= Beginning of Section =

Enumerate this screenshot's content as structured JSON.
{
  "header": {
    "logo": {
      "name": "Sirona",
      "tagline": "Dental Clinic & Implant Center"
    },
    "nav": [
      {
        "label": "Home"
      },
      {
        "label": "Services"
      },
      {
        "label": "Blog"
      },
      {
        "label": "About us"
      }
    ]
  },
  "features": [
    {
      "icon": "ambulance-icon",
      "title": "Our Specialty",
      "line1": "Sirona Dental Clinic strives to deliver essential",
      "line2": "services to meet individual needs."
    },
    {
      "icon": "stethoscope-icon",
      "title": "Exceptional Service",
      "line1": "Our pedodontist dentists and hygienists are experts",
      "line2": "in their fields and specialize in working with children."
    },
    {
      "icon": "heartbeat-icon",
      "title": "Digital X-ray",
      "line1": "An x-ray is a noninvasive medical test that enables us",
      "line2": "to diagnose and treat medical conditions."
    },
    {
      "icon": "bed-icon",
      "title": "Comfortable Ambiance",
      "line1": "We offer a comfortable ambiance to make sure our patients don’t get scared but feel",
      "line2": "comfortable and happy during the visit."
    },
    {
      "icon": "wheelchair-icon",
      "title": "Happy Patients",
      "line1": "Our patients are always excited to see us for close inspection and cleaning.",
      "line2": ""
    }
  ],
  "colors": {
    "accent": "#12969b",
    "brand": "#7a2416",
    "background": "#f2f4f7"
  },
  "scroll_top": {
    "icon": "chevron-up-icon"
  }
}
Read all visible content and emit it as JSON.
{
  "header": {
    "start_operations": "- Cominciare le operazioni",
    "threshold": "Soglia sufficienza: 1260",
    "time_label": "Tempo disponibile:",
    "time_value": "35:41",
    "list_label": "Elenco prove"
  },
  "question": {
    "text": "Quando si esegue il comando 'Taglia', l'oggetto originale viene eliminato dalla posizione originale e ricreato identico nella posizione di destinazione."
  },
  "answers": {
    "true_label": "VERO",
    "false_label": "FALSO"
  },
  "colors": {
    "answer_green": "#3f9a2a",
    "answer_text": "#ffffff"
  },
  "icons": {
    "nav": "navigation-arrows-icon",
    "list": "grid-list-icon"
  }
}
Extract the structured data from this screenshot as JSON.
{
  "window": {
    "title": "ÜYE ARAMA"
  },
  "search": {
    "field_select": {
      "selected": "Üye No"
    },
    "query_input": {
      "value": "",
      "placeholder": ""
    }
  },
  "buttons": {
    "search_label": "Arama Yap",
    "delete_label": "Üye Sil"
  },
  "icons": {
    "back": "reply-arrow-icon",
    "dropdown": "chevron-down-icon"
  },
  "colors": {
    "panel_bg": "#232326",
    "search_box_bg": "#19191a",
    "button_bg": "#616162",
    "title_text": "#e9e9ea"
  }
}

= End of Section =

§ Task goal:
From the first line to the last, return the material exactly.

§ The completed task:
Enumerate this screenshot's content as structured JSON.
{
  "header": {
    "logo": {
      "name": "Sirona",
      "tagline": "Dental Clinic & Implant Center"
    },
    "nav": [
      {
        "label": "Home"
      },
      {
        "label": "Services"
      },
      {
        "label": "Blog"
      },
      {
        "label": "About us"
      }
    ]
  },
  "features": [
    {
      "icon": "ambulance-icon",
      "title": "Our Specialty",
      "line1": "Sirona Dental Clinic strives to deliver essential",
      "line2": "services to meet individual needs."
    },
    {
      "icon": "stethoscope-icon",
      "title": "Exceptional Service",
      "line1": "Our pedodontist dentists and hygienists are experts",
      "line2": "in their fields and specialize in working with children."
    },
    {
      "icon": "heartbeat-icon",
      "title": "Digital X-ray",
      "line1": "An x-ray is a noninvasive medical test that enables us",
      "line2": "to diagnose and treat medical conditions."
    },
    {
      "icon": "bed-icon",
      "title": "Comfortable Ambiance",
      "line1": "We offer a comfortable ambiance to make sure our patients don’t get scared but feel",
      "line2": "comfortable and happy during the visit."
    },
    {
      "icon": "wheelchair-icon",
      "title": "Happy Patients",
      "line1": "Our patients are always excited to see us for close inspection and cleaning.",
      "line2": ""
    }
  ],
  "colors": {
    "accent": "#12969b",
    "brand": "#7a2416",
    "background": "#f2f4f7"
  },
  "scroll_top": {
    "icon": "chevron-up-icon"
  }
}
Read all visible content and emit it as JSON.
{
  "header": {
    "start_operations": "- Cominciare le operazioni",
    "threshold": "Soglia sufficienza: 1260",
    "time_label": "Tempo disponibile:",
    "time_value": "35:41",
    "list_label": "Elenco prove"
  },
  "question": {
    "text": "Quando si esegue il comando 'Taglia', l'oggetto originale viene eliminato dalla posizione originale e ricreato identico nella posizione di destinazione."
  },
  "answers": {
    "true_label": "VERO",
    "false_label": "FALSO"
  },
  "colors": {
    "answer_green": "#3f9a2a",
    "answer_text": "#ffffff"
  },
  "icons": {
    "nav": "navigation-arrows-icon",
    "list": "grid-list-icon"
  }
}
Extract the structured data from this screenshot as JSON.
{
  "window": {
    "title": "ÜYE ARAMA"
  },
  "search": {
    "field_select": {
      "selected": "Üye No"
    },
    "query_input": {
      "value": "",
      "placeholder": ""
    }
  },
  "buttons": {
    "search_label": "Arama Yap",
    "delete_label": "Üye Sil"
  },
  "icons": {
    "back": "reply-arrow-icon",
    "dropdown": "chevron-down-icon"
  },
  "colors": {
    "panel_bg": "#232326",
    "search_box_bg": "#19191a",
    "button_bg": "#616162",
    "title_text": "#e9e9ea"
  }
}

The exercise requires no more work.